Van Deursen was also the great-great-great-grandfather of brothers Conrad Vandusen (1751-1827) and Caspar Vandusen (1761-1838), heads of founding Canadian United Empire Loyalist families. They arrived in Upper Canada in 1783-1784 during the American Revolution.
- Cornelius Burnham Harvey; Genealogical History of Hudson and Bergen County, New Jersey (1900)
- Albert Harrison Van Deursen; Van Deursen Family (1912)
- John Franklin Jameson; Narrative of New Netherland
- George Olin Zabriskie; Van Deusen-Van Deursen Family
- George Olin Zabriskie; Founding of New Amsterdam: Fact and Fiction (1977)
- 1607 Baptism in Haarlem, Netherlands on November 11
- 1624 New Amsterdam established
- 1627 Marriage to Tryntie Melchiors (1611–1678) in Haarlem on December 7
- 1636 Emigration from Netherlands
- 1636 Living on Island of Quentensis in front of Sloops Bay
- 1638 Working as miller in New Amsterdam
- 1638 Willem Kieft appointed Director General
- 1640 The Pig War
- 1641 Council of 12 chosen on August 29

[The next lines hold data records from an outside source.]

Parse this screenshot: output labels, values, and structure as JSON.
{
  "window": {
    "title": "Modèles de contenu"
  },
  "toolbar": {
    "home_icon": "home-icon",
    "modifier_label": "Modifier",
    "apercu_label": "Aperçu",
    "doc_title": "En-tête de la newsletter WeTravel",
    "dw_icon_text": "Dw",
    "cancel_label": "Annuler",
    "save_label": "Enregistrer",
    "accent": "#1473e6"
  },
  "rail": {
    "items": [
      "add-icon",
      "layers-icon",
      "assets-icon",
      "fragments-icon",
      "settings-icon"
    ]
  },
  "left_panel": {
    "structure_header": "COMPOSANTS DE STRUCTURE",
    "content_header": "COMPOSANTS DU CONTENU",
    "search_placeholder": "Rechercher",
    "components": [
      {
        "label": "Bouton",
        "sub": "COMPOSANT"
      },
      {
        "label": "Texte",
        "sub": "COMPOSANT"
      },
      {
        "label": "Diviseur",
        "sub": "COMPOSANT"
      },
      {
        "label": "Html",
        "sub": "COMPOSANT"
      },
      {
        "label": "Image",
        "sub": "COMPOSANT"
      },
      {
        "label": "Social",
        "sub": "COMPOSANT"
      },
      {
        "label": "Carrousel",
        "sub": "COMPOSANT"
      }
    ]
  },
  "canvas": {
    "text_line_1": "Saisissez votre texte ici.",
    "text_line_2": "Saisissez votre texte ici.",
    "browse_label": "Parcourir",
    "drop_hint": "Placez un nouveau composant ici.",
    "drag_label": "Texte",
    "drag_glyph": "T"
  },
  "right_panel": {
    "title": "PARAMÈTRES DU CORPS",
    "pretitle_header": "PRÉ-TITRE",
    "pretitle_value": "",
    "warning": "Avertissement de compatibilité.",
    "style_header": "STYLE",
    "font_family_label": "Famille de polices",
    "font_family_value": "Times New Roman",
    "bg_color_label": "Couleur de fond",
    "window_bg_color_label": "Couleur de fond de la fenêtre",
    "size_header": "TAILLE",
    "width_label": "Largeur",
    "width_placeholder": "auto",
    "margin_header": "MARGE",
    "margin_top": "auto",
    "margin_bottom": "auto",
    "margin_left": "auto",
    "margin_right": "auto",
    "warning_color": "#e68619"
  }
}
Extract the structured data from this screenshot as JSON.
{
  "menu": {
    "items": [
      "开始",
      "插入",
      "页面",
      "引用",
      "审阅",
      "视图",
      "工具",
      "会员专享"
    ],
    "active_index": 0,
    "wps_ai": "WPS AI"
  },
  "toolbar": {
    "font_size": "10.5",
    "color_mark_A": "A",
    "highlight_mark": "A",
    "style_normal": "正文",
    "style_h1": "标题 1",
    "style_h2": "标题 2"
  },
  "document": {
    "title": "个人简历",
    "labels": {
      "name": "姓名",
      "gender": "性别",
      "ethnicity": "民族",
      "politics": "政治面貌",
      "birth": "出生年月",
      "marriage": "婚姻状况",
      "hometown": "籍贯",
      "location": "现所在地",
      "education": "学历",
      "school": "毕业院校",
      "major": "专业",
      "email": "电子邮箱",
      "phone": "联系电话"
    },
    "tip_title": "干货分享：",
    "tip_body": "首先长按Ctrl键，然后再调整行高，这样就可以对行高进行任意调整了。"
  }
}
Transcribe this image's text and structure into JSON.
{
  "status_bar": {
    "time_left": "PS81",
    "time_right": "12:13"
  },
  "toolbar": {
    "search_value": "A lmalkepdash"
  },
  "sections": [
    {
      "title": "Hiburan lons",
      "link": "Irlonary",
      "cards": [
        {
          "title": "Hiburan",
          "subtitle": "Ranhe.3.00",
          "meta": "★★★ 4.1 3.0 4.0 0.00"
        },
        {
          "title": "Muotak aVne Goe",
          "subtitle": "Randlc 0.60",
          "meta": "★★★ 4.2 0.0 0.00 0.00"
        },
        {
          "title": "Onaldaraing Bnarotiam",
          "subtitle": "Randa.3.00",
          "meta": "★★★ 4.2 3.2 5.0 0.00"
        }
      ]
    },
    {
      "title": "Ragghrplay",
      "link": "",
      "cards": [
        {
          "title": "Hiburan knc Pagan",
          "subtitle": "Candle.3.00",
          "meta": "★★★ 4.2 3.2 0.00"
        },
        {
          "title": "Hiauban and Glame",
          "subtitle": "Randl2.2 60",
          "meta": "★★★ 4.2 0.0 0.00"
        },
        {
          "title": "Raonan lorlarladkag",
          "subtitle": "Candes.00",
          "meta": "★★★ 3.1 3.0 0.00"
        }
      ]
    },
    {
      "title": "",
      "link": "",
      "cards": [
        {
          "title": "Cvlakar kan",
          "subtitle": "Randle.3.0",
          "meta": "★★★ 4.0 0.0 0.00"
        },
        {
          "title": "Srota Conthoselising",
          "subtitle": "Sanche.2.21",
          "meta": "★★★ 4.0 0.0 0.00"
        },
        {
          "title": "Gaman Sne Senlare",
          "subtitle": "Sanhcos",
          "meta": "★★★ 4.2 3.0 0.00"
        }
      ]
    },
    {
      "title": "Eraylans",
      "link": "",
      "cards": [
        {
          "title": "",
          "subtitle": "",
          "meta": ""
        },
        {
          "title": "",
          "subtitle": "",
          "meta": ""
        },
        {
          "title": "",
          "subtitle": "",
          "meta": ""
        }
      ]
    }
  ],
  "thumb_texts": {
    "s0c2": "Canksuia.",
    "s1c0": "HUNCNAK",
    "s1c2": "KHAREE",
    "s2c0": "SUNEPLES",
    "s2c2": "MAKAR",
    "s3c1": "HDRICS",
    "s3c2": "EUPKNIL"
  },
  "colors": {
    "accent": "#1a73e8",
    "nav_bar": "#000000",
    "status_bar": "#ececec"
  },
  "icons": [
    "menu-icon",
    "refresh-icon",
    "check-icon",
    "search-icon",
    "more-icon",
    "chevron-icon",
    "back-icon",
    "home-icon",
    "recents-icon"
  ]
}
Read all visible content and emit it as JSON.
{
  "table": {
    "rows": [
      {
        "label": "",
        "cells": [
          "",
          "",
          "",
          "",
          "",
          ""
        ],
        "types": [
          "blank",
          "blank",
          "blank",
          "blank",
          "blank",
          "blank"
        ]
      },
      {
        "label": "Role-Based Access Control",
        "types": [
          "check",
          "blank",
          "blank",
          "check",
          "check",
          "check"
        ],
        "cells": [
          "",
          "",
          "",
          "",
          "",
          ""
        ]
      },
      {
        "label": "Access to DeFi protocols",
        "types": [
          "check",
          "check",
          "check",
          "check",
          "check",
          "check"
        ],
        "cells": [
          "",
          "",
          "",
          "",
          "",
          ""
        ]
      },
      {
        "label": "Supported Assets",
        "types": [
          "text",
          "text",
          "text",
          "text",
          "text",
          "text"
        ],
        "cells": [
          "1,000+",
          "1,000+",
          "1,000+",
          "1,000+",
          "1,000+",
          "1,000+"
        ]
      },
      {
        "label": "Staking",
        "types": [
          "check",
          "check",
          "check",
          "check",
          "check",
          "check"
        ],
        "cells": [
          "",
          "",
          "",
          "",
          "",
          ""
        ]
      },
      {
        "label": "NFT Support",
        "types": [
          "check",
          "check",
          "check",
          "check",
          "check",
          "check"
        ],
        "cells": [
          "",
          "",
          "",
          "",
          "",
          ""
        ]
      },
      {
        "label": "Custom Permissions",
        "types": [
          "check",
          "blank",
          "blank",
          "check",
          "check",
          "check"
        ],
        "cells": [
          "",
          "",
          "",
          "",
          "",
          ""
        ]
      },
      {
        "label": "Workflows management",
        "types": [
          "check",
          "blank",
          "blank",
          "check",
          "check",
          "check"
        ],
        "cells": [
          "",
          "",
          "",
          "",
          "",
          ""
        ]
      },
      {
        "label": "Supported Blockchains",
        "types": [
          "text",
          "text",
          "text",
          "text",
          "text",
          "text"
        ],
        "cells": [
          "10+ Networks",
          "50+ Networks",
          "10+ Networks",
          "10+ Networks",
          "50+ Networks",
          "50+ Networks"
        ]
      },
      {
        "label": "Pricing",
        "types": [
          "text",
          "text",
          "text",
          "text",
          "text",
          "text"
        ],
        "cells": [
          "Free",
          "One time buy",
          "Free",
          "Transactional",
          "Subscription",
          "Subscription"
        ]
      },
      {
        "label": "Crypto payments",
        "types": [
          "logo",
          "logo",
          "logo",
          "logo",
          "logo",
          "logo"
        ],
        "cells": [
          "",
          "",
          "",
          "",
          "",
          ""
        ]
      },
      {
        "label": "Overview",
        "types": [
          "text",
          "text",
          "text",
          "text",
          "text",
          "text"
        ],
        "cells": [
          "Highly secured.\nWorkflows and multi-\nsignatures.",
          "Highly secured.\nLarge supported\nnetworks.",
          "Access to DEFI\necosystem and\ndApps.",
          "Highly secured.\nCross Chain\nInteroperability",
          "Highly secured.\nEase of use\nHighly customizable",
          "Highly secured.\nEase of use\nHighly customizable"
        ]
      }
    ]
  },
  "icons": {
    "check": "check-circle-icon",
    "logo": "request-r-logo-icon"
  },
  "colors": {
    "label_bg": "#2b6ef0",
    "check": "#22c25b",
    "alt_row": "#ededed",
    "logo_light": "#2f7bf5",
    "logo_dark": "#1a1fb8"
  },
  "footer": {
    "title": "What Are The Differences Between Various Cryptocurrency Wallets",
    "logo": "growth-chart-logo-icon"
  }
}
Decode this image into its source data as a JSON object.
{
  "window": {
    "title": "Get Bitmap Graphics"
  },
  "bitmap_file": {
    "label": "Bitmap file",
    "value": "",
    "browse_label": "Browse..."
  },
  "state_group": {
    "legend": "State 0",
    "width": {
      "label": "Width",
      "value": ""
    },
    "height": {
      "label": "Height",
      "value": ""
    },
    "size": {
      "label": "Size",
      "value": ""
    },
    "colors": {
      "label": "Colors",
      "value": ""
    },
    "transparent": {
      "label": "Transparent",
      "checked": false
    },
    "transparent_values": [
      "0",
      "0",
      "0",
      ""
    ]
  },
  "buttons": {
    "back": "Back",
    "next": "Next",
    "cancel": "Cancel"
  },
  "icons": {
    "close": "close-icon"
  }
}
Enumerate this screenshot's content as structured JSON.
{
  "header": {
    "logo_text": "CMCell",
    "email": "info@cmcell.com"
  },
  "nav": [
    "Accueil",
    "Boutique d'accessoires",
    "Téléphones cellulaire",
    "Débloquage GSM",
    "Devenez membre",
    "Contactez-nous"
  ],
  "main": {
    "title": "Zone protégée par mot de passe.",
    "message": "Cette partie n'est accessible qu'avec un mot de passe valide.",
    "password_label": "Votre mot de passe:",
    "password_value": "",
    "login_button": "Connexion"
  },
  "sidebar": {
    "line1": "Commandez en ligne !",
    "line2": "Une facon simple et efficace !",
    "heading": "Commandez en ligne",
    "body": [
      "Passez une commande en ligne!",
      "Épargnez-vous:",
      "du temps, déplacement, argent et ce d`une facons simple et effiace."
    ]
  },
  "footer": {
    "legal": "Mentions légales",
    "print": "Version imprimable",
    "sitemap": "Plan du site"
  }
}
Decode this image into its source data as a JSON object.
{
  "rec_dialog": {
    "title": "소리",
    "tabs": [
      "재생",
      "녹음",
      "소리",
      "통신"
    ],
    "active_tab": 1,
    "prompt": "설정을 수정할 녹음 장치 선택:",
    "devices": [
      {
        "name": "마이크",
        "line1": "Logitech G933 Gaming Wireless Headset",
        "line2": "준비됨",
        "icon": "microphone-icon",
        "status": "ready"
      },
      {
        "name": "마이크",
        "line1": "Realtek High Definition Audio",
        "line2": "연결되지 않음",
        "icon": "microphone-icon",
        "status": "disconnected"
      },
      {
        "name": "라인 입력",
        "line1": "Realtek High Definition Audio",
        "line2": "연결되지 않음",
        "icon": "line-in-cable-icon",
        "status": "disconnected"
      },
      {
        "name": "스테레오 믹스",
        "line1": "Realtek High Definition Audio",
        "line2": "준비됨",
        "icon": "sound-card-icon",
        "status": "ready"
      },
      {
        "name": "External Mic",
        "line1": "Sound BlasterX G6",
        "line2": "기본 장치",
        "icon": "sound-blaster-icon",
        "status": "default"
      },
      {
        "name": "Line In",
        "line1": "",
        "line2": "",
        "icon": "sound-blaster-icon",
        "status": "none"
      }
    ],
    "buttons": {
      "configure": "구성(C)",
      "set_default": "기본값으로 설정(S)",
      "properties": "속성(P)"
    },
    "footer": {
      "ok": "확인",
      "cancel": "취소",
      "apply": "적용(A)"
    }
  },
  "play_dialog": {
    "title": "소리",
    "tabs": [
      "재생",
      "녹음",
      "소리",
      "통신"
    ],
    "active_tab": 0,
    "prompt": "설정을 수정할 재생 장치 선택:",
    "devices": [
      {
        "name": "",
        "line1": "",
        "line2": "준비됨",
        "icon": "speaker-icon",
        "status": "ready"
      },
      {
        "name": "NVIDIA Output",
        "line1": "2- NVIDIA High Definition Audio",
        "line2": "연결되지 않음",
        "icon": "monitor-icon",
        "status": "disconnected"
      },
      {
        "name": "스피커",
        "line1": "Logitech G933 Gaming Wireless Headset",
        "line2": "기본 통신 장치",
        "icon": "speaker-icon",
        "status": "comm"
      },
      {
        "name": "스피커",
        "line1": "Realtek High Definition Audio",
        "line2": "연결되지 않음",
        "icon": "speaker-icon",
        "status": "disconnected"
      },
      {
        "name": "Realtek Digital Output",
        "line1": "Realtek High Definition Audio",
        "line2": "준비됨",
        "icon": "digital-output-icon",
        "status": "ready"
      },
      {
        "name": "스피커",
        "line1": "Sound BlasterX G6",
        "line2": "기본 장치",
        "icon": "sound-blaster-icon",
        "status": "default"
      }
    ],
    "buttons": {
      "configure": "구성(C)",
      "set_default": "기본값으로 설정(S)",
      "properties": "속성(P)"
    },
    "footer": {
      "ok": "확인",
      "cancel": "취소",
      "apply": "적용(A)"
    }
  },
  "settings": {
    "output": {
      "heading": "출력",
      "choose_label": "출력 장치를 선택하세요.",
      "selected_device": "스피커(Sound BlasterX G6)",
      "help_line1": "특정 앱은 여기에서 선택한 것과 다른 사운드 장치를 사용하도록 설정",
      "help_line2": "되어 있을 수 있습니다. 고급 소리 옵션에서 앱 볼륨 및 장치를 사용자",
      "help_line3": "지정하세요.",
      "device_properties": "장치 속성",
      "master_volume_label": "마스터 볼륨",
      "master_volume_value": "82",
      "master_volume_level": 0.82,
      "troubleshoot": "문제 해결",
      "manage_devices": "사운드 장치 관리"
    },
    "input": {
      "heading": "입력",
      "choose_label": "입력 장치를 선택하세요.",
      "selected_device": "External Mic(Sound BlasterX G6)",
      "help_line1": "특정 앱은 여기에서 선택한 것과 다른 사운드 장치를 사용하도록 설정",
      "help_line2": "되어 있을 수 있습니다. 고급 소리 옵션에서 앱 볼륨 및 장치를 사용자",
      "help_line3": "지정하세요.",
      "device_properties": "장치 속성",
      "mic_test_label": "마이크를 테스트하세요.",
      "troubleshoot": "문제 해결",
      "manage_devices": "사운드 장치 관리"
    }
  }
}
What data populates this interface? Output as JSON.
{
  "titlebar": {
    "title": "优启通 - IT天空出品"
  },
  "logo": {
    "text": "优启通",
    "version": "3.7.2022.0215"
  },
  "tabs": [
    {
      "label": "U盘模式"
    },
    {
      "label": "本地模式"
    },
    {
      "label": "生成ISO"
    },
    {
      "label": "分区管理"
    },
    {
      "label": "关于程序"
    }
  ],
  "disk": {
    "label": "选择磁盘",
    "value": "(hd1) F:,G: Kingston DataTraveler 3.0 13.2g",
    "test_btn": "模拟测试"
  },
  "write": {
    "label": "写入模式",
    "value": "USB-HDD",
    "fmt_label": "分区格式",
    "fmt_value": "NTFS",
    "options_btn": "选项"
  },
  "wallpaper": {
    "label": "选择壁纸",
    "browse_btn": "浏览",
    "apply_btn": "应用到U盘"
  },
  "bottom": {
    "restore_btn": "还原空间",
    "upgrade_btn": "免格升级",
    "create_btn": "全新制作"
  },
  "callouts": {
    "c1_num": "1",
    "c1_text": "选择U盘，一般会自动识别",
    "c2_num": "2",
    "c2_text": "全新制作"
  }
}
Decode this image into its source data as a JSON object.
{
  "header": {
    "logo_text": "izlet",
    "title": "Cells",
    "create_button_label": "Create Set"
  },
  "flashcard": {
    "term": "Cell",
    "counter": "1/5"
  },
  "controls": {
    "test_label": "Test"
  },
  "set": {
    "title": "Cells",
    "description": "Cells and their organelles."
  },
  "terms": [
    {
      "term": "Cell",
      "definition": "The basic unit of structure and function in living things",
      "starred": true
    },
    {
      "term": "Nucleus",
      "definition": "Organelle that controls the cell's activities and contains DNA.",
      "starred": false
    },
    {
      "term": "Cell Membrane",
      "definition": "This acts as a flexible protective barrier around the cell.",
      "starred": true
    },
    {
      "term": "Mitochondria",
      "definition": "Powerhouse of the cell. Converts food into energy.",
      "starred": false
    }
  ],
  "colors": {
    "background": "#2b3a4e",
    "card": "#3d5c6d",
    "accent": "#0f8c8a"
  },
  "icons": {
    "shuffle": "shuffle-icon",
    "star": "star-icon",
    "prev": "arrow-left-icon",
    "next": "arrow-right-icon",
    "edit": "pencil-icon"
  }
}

- 1642 Council of 12 convened to discuss Indian War on February 18
- 1642 Colony attacks Native-Americans
- 1643 Council of 8 convened on September 13
- 1644 Council of 8 seeks an expanded role in the government on June 18
- 1644 Council of 8 petitions Amsterdam for relief from Kieft in October
- 1647 Willem Kieft departs
- 1647 Peter Stuyvesant appointed
- 1657 Appointed burgher on April 14
- 1657 Lance Corporal of Company Second of the Burghers Corps
- 1664 New Amsterdam under Peter Stuyvesant captured by the British and renamed New York
- 1664 Abraham and son, Isaac swear allegiance to the King of England in October
- 1670 (c.) Death of Abraham
- 1672 Death of his wife on July 28
- Greene, Nelson (1931). History of the Valley of the Hudson, River of Destiny, 1609-1930.
The progenitor of the Van Duzer family in America was Abraham Pietersen Van Deursen (as the name was then spelled). He was born at Haarlem, Holland, ...
- "Van Deursen Family". Cheska Callow Wheatley. Archived from the original on 2009-10-24. Retrieved 2007-08-26.
Baptized 11 November 1607 Haarlem, Holland. Of Haerlem, in the Netherlands came to New Amsterdam at an early date. Van Deursen was the surname of his family in the Netherlands, and not assumed after their settlement here. It was derived from the village of Deursen in North Brabant. "There is a reason to believe that Abraham Pietersen Van Deursen had two brothers in New Amsterdam Corneluis Pietersen, a cadet in the Second Burgher Corp. , who married Tryntje Hendricks; she married secondly, Frederick Lubbertsen, one of the" Twelve Men" Hendrick Pietersen, may have been a second brother - Hendrick Van Dussenberg, Master of the Masons in 1638, who married Geertje Everts, daughter of Evert Pietersen Keteltas. Possibly Willem Pietersen, who was Lance Corporal in the First Burgher Corp., was another brother.
- Baptismal records of his two youngest sons are found in New Amsterdam Dutch Reformed Church records
- Johnson, Alvin Page (1933). Franklin D. Roosevelt's Colonial Ancestors.
Teunis Abrahamsen Van Deursen, born about 1631, son of Abraham Pietersen Van Deursen, moved when a young man to Beverwyk (Albany) where he was ...
- Jacobs, Jaap (2005). New Netherland: A Dutch Colony In Seventeenth-Century America. ISBN 90-04-12906-5.
Both in the way it was set up and in the extent of its rights, the council of Twelve Men, as did the two later advisory bodies ...
- Jameson, John Franklin. Narrative of New Netherland.
- Alison Leigh Cowan, "The Van Dusens of New Amsterdam", New York Times, Jul. 24, 2011.